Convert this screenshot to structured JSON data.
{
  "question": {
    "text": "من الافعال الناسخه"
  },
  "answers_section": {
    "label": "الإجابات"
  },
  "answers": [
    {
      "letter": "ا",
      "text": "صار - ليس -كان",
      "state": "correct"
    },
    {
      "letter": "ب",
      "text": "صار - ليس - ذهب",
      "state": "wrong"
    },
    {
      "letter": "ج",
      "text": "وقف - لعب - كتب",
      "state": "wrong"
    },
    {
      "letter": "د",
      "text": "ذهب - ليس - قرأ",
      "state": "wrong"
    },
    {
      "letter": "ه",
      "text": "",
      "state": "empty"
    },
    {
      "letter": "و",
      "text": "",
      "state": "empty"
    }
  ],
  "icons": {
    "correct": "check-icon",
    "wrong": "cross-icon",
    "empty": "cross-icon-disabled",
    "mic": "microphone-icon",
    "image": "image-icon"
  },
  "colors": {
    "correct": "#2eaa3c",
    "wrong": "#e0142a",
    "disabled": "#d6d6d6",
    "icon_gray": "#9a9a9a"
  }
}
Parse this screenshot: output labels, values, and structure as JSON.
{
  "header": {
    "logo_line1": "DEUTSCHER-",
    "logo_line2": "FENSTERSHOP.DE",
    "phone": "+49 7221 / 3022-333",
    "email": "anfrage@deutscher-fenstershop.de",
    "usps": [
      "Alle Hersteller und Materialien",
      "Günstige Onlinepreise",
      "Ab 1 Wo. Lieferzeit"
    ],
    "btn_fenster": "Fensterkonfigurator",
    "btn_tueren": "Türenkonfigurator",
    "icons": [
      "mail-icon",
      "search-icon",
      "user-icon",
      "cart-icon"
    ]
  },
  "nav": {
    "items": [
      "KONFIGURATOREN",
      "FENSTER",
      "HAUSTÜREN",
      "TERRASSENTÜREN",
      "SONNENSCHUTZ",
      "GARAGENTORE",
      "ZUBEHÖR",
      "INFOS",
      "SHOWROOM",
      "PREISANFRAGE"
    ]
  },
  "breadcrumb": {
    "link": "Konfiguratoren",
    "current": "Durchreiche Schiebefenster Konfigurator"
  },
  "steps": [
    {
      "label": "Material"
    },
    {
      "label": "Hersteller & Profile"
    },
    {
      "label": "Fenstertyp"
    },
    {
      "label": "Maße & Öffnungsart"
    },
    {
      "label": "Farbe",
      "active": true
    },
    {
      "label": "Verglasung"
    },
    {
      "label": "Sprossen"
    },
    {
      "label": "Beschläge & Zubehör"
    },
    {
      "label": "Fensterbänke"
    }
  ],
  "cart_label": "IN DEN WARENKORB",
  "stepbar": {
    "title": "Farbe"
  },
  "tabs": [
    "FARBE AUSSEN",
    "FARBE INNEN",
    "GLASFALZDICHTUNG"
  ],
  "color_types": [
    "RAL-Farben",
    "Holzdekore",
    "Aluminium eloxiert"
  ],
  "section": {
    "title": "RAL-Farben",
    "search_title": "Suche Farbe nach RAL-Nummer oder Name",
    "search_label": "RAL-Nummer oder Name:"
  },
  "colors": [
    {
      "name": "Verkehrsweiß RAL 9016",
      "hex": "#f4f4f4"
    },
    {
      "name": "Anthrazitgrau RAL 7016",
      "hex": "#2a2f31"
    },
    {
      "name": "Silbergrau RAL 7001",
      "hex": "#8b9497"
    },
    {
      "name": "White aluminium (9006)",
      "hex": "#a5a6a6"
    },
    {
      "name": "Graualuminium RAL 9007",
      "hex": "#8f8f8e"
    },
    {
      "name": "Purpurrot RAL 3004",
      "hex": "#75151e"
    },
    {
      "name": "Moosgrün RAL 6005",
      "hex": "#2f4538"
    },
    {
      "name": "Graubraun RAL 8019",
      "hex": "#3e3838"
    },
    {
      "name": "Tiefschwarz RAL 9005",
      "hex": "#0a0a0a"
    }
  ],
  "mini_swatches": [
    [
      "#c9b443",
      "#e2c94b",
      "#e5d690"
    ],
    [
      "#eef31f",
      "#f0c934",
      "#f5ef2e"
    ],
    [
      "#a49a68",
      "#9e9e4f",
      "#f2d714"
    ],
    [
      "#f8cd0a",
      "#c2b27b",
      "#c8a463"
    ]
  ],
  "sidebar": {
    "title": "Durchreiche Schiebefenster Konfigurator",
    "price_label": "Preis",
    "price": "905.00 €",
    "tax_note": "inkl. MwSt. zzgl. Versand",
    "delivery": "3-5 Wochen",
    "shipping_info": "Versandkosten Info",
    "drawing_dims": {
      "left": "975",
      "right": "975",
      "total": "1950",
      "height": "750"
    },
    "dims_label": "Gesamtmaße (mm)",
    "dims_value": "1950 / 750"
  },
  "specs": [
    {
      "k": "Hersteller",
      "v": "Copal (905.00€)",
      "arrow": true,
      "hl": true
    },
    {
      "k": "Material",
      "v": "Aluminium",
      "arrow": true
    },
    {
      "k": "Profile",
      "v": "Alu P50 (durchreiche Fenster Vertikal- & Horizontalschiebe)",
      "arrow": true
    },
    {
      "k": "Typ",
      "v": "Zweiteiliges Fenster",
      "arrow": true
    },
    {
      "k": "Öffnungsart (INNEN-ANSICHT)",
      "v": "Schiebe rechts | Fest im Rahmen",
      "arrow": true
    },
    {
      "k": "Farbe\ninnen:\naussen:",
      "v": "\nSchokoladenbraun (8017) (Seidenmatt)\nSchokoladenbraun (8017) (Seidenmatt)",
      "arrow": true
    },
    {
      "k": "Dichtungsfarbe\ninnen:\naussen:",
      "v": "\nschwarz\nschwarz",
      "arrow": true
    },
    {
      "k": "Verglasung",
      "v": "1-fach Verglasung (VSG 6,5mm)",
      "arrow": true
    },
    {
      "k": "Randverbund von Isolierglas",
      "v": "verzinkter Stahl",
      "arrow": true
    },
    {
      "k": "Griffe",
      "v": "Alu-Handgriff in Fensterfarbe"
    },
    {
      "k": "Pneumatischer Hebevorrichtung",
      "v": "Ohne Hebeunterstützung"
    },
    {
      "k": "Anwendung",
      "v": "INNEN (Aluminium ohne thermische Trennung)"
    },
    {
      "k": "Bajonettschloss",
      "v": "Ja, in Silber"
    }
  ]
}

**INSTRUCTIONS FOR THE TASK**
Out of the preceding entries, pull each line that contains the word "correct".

**TASK SOLUTION**
      "state": "correct"
    "correct": "check-icon",
    "correct": "#2eaa3c",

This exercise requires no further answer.